■ Records contained in a dataset
────

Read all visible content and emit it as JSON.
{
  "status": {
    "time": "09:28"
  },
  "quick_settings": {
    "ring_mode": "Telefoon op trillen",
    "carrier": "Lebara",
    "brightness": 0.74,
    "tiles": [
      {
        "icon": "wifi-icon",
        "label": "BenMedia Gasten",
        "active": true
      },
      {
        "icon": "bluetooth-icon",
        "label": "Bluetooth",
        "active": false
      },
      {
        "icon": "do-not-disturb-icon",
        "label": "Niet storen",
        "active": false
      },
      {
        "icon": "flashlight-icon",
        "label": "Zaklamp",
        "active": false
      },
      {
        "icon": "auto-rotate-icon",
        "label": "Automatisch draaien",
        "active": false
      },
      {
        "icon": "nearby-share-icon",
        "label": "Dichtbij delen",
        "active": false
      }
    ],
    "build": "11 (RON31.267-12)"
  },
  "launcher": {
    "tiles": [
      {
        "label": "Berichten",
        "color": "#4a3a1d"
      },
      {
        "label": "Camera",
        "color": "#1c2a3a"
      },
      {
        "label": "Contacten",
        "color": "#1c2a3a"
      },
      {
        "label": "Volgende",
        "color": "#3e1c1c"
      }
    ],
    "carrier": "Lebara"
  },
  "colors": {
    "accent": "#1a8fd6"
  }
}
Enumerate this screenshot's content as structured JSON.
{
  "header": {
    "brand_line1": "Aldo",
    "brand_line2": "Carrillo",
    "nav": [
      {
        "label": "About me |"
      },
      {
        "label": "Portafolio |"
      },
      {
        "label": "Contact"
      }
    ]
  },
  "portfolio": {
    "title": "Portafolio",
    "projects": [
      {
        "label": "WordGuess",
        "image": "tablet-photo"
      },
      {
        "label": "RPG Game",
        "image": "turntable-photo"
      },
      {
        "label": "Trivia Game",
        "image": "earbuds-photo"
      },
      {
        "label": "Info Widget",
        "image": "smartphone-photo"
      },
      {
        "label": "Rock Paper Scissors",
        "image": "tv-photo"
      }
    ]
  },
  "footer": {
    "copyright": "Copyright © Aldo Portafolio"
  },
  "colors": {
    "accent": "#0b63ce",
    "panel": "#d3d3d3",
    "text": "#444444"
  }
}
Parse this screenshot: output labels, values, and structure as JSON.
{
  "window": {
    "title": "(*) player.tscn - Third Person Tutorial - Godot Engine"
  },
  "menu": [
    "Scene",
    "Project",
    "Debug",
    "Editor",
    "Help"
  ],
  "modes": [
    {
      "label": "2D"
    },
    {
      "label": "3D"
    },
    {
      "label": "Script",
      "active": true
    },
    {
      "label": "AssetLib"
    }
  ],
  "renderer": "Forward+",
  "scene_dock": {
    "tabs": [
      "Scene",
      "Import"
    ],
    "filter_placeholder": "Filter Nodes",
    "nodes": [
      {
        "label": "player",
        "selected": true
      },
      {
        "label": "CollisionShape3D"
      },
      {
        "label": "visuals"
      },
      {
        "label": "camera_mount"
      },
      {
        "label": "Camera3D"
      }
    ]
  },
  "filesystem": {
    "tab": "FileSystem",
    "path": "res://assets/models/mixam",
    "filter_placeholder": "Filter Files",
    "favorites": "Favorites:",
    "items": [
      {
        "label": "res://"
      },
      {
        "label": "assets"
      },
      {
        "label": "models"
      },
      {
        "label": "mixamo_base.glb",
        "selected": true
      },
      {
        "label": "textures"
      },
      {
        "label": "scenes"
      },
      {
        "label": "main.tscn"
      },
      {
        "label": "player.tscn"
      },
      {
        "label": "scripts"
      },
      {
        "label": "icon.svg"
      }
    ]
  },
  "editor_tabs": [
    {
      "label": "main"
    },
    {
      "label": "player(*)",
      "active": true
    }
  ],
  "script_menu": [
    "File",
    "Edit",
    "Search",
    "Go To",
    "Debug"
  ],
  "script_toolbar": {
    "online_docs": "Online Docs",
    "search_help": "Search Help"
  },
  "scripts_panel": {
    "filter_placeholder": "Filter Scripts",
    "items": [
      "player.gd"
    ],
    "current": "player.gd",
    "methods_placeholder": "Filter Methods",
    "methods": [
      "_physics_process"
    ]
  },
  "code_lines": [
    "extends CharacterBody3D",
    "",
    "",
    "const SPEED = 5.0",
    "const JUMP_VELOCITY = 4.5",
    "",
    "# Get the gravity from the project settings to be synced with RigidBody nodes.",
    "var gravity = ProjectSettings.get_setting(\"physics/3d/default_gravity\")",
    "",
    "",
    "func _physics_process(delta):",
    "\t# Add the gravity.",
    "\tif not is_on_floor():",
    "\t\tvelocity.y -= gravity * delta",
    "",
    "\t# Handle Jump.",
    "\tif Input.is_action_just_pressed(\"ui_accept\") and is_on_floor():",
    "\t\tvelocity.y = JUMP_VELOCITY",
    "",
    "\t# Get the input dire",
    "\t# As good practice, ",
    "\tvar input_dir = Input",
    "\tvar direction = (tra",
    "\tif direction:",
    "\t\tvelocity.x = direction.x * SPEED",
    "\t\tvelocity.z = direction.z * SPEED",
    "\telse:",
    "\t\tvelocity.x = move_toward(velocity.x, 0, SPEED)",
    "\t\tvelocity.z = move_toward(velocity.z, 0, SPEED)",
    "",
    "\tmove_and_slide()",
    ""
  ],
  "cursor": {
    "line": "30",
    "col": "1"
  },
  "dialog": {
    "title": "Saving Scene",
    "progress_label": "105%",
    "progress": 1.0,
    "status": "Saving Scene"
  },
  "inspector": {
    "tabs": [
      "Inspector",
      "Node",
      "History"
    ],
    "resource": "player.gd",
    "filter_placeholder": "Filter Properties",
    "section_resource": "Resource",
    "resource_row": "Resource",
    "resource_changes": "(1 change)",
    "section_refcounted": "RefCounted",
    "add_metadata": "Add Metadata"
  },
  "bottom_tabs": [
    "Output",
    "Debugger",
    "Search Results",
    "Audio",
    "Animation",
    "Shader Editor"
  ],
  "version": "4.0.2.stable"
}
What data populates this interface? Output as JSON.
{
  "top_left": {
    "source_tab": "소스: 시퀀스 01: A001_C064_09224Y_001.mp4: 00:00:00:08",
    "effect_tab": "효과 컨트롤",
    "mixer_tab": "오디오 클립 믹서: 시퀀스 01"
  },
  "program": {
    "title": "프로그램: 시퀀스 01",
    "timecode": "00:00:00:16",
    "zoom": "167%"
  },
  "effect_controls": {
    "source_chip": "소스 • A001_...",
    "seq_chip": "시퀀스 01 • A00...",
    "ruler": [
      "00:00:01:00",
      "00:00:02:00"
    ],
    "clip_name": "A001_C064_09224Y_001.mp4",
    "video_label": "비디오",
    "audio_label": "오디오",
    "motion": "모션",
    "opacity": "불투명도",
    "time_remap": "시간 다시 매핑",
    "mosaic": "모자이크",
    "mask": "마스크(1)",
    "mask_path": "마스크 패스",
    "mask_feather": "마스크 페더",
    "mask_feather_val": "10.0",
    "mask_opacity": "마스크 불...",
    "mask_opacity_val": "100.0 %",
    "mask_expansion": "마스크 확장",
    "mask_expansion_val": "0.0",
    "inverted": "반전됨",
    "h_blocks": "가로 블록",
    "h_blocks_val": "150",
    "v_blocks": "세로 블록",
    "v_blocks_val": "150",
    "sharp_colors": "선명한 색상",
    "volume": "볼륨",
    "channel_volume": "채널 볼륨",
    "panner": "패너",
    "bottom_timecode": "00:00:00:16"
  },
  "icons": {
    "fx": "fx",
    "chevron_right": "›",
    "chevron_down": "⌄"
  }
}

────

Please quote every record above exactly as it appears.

Read all visible content and emit it as JSON.
{
  "status": {
    "time": "09:28"
  },
  "quick_settings": {
    "ring_mode": "Telefoon op trillen",
    "carrier": "Lebara",
    "brightness": 0.74,
    "tiles": [
      {
        "icon": "wifi-icon",
        "label": "BenMedia Gasten",
        "active": true
      },
      {
        "icon": "bluetooth-icon",
        "label": "Bluetooth",
        "active": false
      },
      {
        "icon": "do-not-disturb-icon",
        "label": "Niet storen",
        "active": false
      },
      {
        "icon": "flashlight-icon",
        "label": "Zaklamp",
        "active": false
      },
      {
        "icon": "auto-rotate-icon",
        "label": "Automatisch draaien",
        "active": false
      },
      {
        "icon": "nearby-share-icon",
        "label": "Dichtbij delen",
        "active": false
      }
    ],
    "build": "11 (RON31.267-12)"
  },
  "launcher": {
    "tiles": [
      {
        "label": "Berichten",
        "color": "#4a3a1d"
      },
      {
        "label": "Camera",
        "color": "#1c2a3a"
      },
      {
        "label": "Contacten",
        "color": "#1c2a3a"
      },
      {
        "label": "Volgende",
        "color": "#3e1c1c"
      }
    ],
    "carrier": "Lebara"
  },
  "colors": {
    "accent": "#1a8fd6"
  }
}
Enumerate this screenshot's content as structured JSON.
{
  "header": {
    "brand_line1": "Aldo",
    "brand_line2": "Carrillo",
    "nav": [
      {
        "label": "About me |"
      },
      {
        "label": "Portafolio |"
      },
      {
        "label": "Contact"
      }
    ]
  },
  "portfolio": {
    "title": "Portafolio",
    "projects": [
      {
        "label": "WordGuess",
        "image": "tablet-photo"
      },
      {
        "label": "RPG Game",
        "image": "turntable-photo"
      },
      {
        "label": "Trivia Game",
        "image": "earbuds-photo"
      },
      {
        "label": "Info Widget",
        "image": "smartphone-photo"
      },
      {
        "label": "Rock Paper Scissors",
        "image": "tv-photo"
      }
    ]
  },
  "footer": {
    "copyright": "Copyright © Aldo Portafolio"
  },
  "colors": {
    "accent": "#0b63ce",
    "panel": "#d3d3d3",
    "text": "#444444"
  }
}
Parse this screenshot: output labels, values, and structure as JSON.
{
  "window": {
    "title": "(*) player.tscn - Third Person Tutorial - Godot Engine"
  },
  "menu": [
    "Scene",
    "Project",
    "Debug",
    "Editor",
    "Help"
  ],
  "modes": [
    {
      "label": "2D"
    },
    {
      "label": "3D"
    },
    {
      "label": "Script",
      "active": true
    },
    {
      "label": "AssetLib"
    }
  ],
  "renderer": "Forward+",
  "scene_dock": {
    "tabs": [
      "Scene",
      "Import"
    ],
    "filter_placeholder": "Filter Nodes",
    "nodes": [
      {
        "label": "player",
        "selected": true
      },
      {
        "label": "CollisionShape3D"
      },
      {
        "label": "visuals"
      },
      {
        "label": "camera_mount"
      },
      {
        "label": "Camera3D"
      }
    ]
  },
  "filesystem": {
    "tab": "FileSystem",
    "path": "res://assets/models/mixam",
    "filter_placeholder": "Filter Files",
    "favorites": "Favorites:",
    "items": [
      {
        "label": "res://"
      },
      {
        "label": "assets"
      },
      {
        "label": "models"
      },
      {
        "label": "mixamo_base.glb",
        "selected": true
      },
      {
        "label": "textures"
      },
      {
        "label": "scenes"
      },
      {
        "label": "main.tscn"
      },
      {
        "label": "player.tscn"
      },
      {
        "label": "scripts"
      },
      {
        "label": "icon.svg"
      }
    ]
  },
  "editor_tabs": [
    {
      "label": "main"
    },
    {
      "label": "player(*)",
      "active": true
    }
  ],
  "script_menu": [
    "File",
    "Edit",
    "Search",
    "Go To",
    "Debug"
  ],
  "script_toolbar": {
    "online_docs": "Online Docs",
    "search_help": "Search Help"
  },
  "scripts_panel": {
    "filter_placeholder": "Filter Scripts",
    "items": [
      "player.gd"
    ],
    "current": "player.gd",
    "methods_placeholder": "Filter Methods",
    "methods": [
      "_physics_process"
    ]
  },
  "code_lines": [
    "extends CharacterBody3D",
    "",
    "",
    "const SPEED = 5.0",
    "const JUMP_VELOCITY = 4.5",
    "",
    "# Get the gravity from the project settings to be synced with RigidBody nodes.",
    "var gravity = ProjectSettings.get_setting(\"physics/3d/default_gravity\")",
    "",
    "",
    "func _physics_process(delta):",
    "\t# Add the gravity.",
    "\tif not is_on_floor():",
    "\t\tvelocity.y -= gravity * delta",
    "",
    "\t# Handle Jump.",
    "\tif Input.is_action_just_pressed(\"ui_accept\") and is_on_floor():",
    "\t\tvelocity.y = JUMP_VELOCITY",
    "",
    "\t# Get the input dire",
    "\t# As good practice, ",
    "\tvar input_dir = Input",
    "\tvar direction = (tra",
    "\tif direction:",
    "\t\tvelocity.x = direction.x * SPEED",
    "\t\tvelocity.z = direction.z * SPEED",
    "\telse:",
    "\t\tvelocity.x = move_toward(velocity.x, 0, SPEED)",
    "\t\tvelocity.z = move_toward(velocity.z, 0, SPEED)",
    "",
    "\tmove_and_slide()",
    ""
  ],
  "cursor": {
    "line": "30",
    "col": "1"
  },
  "dialog": {
    "title": "Saving Scene",
    "progress_label": "105%",
    "progress": 1.0,
    "status": "Saving Scene"
  },
  "inspector": {
    "tabs": [
      "Inspector",
      "Node",
      "History"
    ],
    "resource": "player.gd",
    "filter_placeholder": "Filter Properties",
    "section_resource": "Resource",
    "resource_row": "Resource",
    "resource_changes": "(1 change)",
    "section_refcounted": "RefCounted",
    "add_metadata": "Add Metadata"
  },
  "bottom_tabs": [
    "Output",
    "Debugger",
    "Search Results",
    "Audio",
    "Animation",
    "Shader Editor"
  ],
  "version": "4.0.2.stable"
}
What data populates this interface? Output as JSON.
{
  "top_left": {
    "source_tab": "소스: 시퀀스 01: A001_C064_09224Y_001.mp4: 00:00:00:08",
    "effect_tab": "효과 컨트롤",
    "mixer_tab": "오디오 클립 믹서: 시퀀스 01"
  },
  "program": {
    "title": "프로그램: 시퀀스 01",
    "timecode": "00:00:00:16",
    "zoom": "167%"
  },
  "effect_controls": {
    "source_chip": "소스 • A001_...",
    "seq_chip": "시퀀스 01 • A00...",
    "ruler": [
      "00:00:01:00",
      "00:00:02:00"
    ],
    "clip_name": "A001_C064_09224Y_001.mp4",
    "video_label": "비디오",
    "audio_label": "오디오",
    "motion": "모션",
    "opacity": "불투명도",
    "time_remap": "시간 다시 매핑",
    "mosaic": "모자이크",
    "mask": "마스크(1)",
    "mask_path": "마스크 패스",
    "mask_feather": "마스크 페더",
    "mask_feather_val": "10.0",
    "mask_opacity": "마스크 불...",
    "mask_opacity_val": "100.0 %",
    "mask_expansion": "마스크 확장",
    "mask_expansion_val": "0.0",
    "inverted": "반전됨",
    "h_blocks": "가로 블록",
    "h_blocks_val": "150",
    "v_blocks": "세로 블록",
    "v_blocks_val": "150",
    "sharp_colors": "선명한 색상",
    "volume": "볼륨",
    "channel_volume": "채널 볼륨",
    "panner": "패너",
    "bottom_timecode": "00:00:00:16"
  },
  "icons": {
    "fx": "fx",
    "chevron_right": "›",
    "chevron_down": "⌄"
  }
}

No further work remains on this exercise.